An outbreak of ferocious hogs in California has gotten so bad that, according to The New York Times, Golden State lawmakers are considering lifting all hunting restrictions in order to address the problem. From The Times:
“[Rampaging feral hogs] are tearing up lawns, ripping through golf course fairways, threatening the drinking water and disturbing the harvests at Napa vineyards. Many Californians want them dead.”
You know things are bad that residents of one of the most liberal areas of the country want these pigs hunted down and killed. Though all but two of California’s counties have wild pig populations, The Times reports that the San Francisco Bay area has been hit by a feral swine bomb. Worst of all, the animal’s diet entails nearly everything and has resulted in extensive property damage for people affected.
The outbreak of the pigs has gotten so bad, that most Bay area residents, not surprisingly, have had enough. However, when taking into account the destruction the animals are causing and the fact that this has happened there before, Bay area resident’s anger is understandable and justified. Again from The Times:

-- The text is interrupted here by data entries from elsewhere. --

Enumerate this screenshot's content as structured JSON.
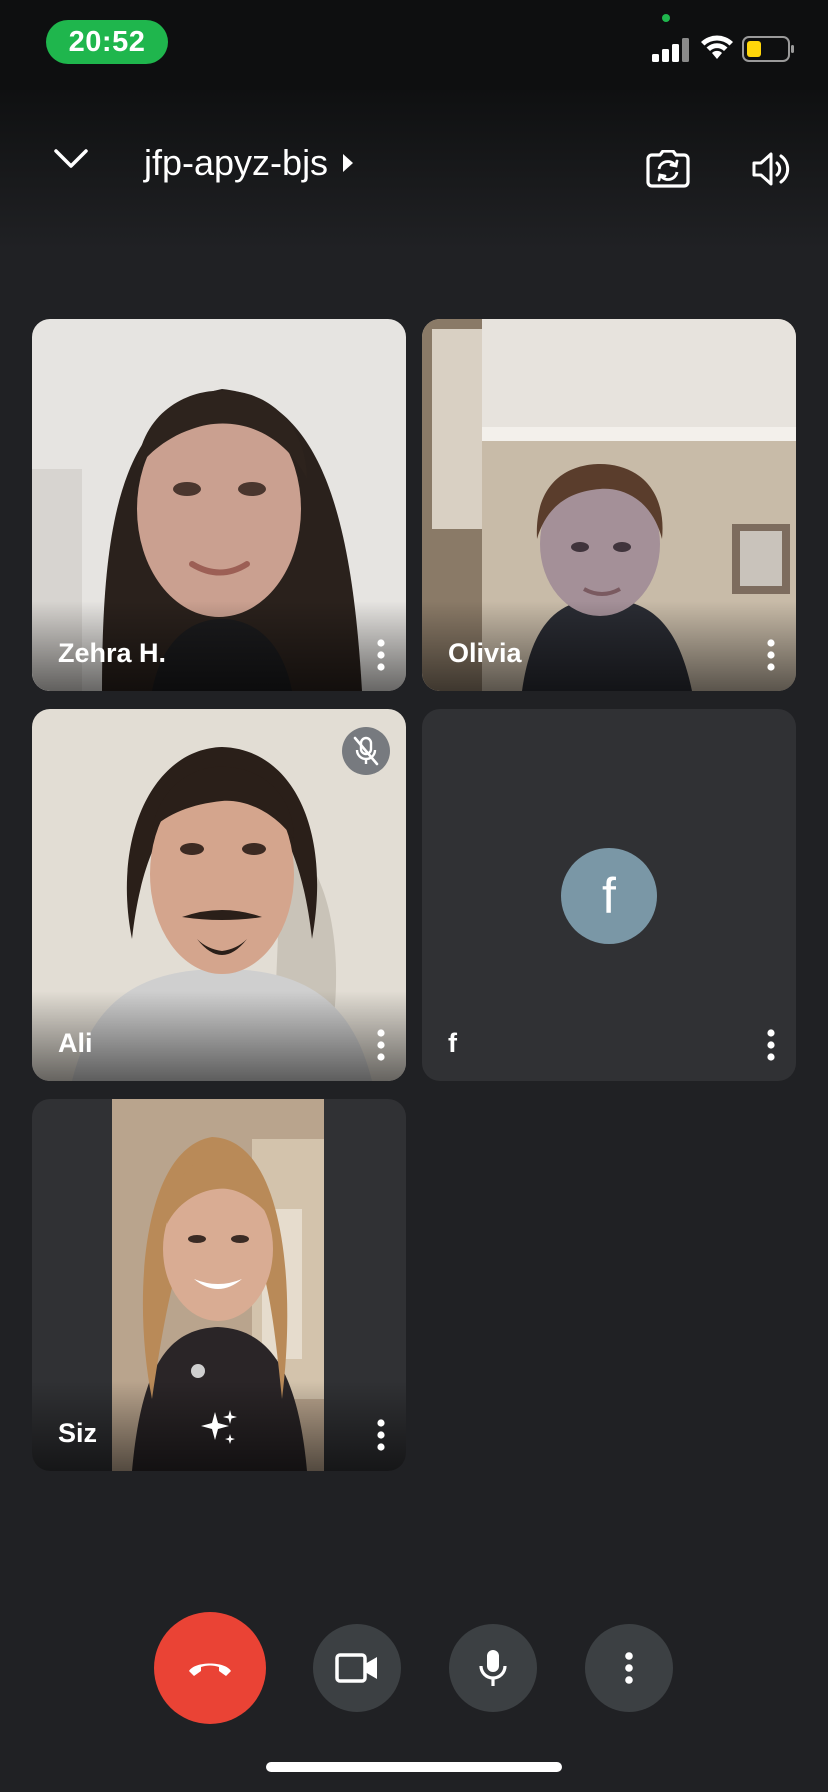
{
  "status_bar": {
    "time": "20:52",
    "time_pill_color": "#1fb64d",
    "battery_color": "#ffd60a",
    "icons": [
      "signal-icon",
      "wifi-icon",
      "battery-icon"
    ]
  },
  "header": {
    "meeting_code": "jfp-apyz-bjs",
    "icons": [
      "chevron-down-icon",
      "triangle-right-icon",
      "switch-camera-icon",
      "speaker-icon"
    ]
  },
  "participants": [
    {
      "name": "Zehra H.",
      "video_on": true,
      "muted": false
    },
    {
      "name": "Olivia",
      "video_on": true,
      "muted": false
    },
    {
      "name": "Ali",
      "video_on": true,
      "muted": true
    },
    {
      "name": "f",
      "video_on": false,
      "avatar_letter": "f",
      "avatar_color": "#7a97a6"
    },
    {
      "name": "Siz",
      "video_on": true,
      "self": true
    }
  ],
  "controls": {
    "end_call_color": "#ea4335",
    "icons": [
      "end-call-icon",
      "camera-icon",
      "microphone-icon",
      "more-vertical-icon"
    ]
  }
}
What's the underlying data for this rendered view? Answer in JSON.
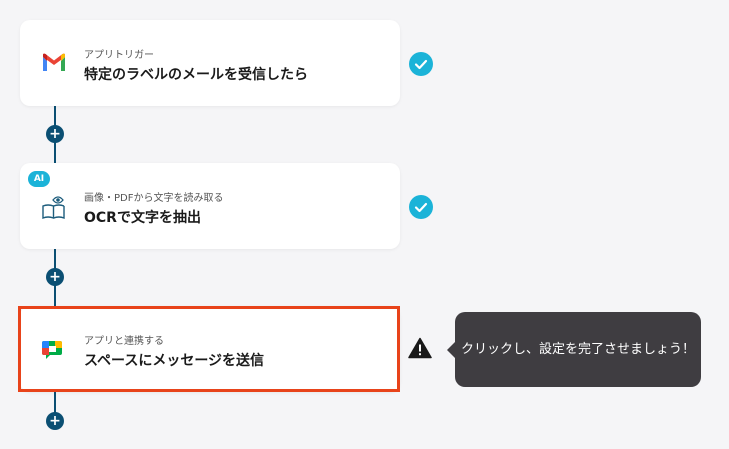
{
  "steps": [
    {
      "subtitle": "アプリトリガー",
      "title": "特定のラベルのメールを受信したら",
      "icon": "gmail-icon",
      "status": "complete"
    },
    {
      "badge": "AI",
      "subtitle": "画像・PDFから文字を読み取る",
      "title": "OCRで文字を抽出",
      "icon": "book-eye-icon",
      "status": "complete"
    },
    {
      "subtitle": "アプリと連携する",
      "title": "スペースにメッセージを送信",
      "icon": "google-chat-icon",
      "status": "incomplete"
    }
  ],
  "add_button_label": "+",
  "tooltip": {
    "text": "クリックし、設定を完了させましょう！"
  },
  "colors": {
    "connector": "#0b4f73",
    "check": "#1bb3d8",
    "highlight": "#e8431a",
    "tooltip_bg": "#3f3d41"
  }
}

“The swine are inflicting a mounting economic toll in Lafayette, a suburb in the East Bay, where the pig invasion seems most acute. Before the pandemic the city shelled out $110,000 when pigs, rooting for grubs, churned soccer and baseball fields like a rototiller. The Park and Recreation Department installed fences around the fields and keeps a trapper on contract to capture and kill the pigs. Recently neighbors have been waking up to find their lawns churned into clumpy heaps of sod and dirt…

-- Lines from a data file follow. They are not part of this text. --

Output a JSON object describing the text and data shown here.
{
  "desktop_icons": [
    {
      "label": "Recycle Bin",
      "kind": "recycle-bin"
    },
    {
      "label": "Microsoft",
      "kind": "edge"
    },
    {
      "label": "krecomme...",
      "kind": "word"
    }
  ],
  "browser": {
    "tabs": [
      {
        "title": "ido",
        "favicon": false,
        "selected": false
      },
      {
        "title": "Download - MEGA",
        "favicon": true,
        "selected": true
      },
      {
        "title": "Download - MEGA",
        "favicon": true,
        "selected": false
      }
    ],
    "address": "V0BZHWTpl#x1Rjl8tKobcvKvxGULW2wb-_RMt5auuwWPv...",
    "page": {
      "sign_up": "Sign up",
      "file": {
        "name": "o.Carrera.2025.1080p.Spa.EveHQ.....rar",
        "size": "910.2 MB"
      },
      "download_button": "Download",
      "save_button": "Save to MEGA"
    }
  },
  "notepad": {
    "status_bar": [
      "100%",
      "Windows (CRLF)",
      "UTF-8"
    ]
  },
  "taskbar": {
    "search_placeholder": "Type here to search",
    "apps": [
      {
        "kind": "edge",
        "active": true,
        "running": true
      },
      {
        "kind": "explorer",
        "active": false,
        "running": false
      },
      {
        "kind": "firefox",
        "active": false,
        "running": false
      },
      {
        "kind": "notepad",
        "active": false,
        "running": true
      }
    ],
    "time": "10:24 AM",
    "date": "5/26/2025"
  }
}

Nearby, and more potentially serious, are the hundreds of pigs that have invaded the creek beds that feed into the San Leandro reservoir, which at certain times provides drinking water for Oakland, Piedmont, Alameda, Hayward and other East Bay cities.”

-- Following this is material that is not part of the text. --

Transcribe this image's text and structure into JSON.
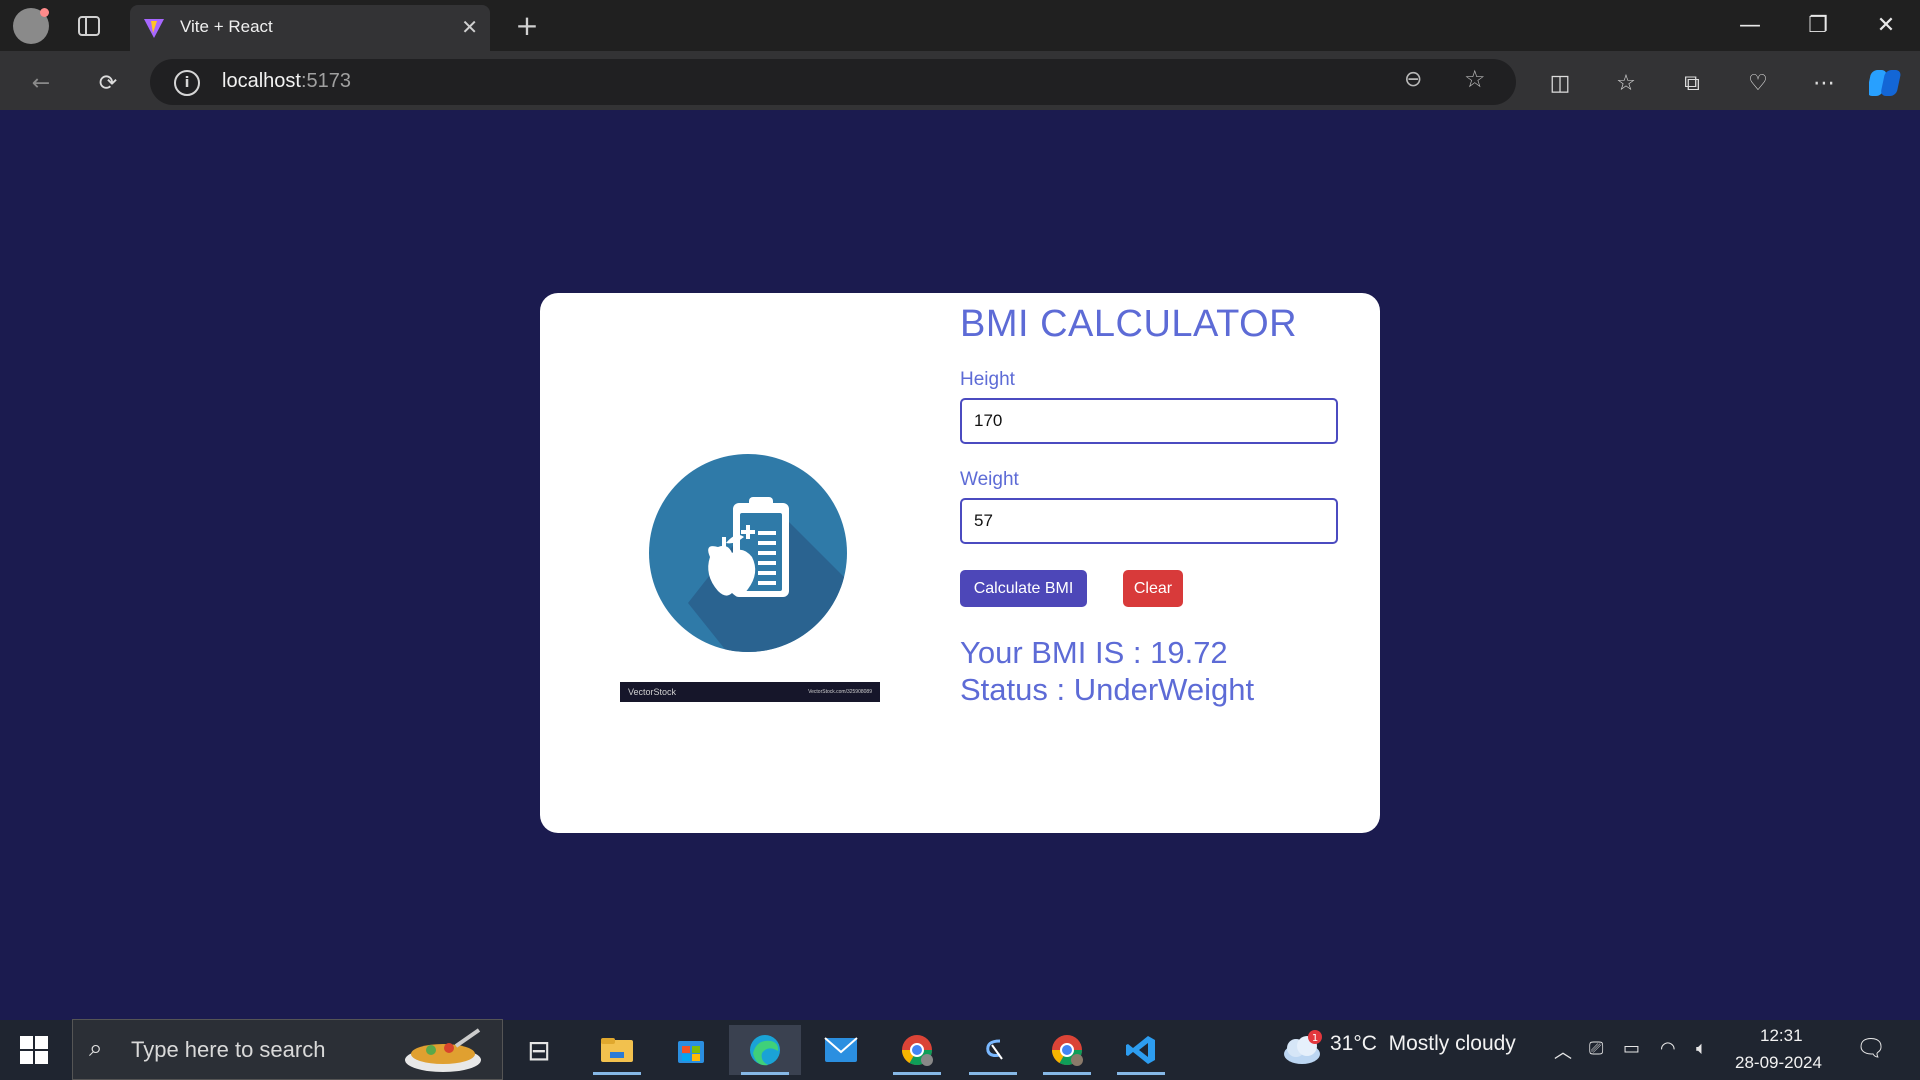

The proposed legislation being considered by California lawmakers lifts the requirement that hunters pay a $25 fee and can only kill one animal. Essentially, hunters could seek out and kill as many pigs as they want. But, until and unless the bill is passed, Bay area residents will have to continue to rely on professional trappers to catch the wild animals late at night.
Unfortunately, the entire country could experience what California is in the very near future. No doubt animal rights groups, like PETA, are probably not amused at these events. But for normal people, it can mean quite a large supply of delicious pork meat for people to consume. Hang in there California!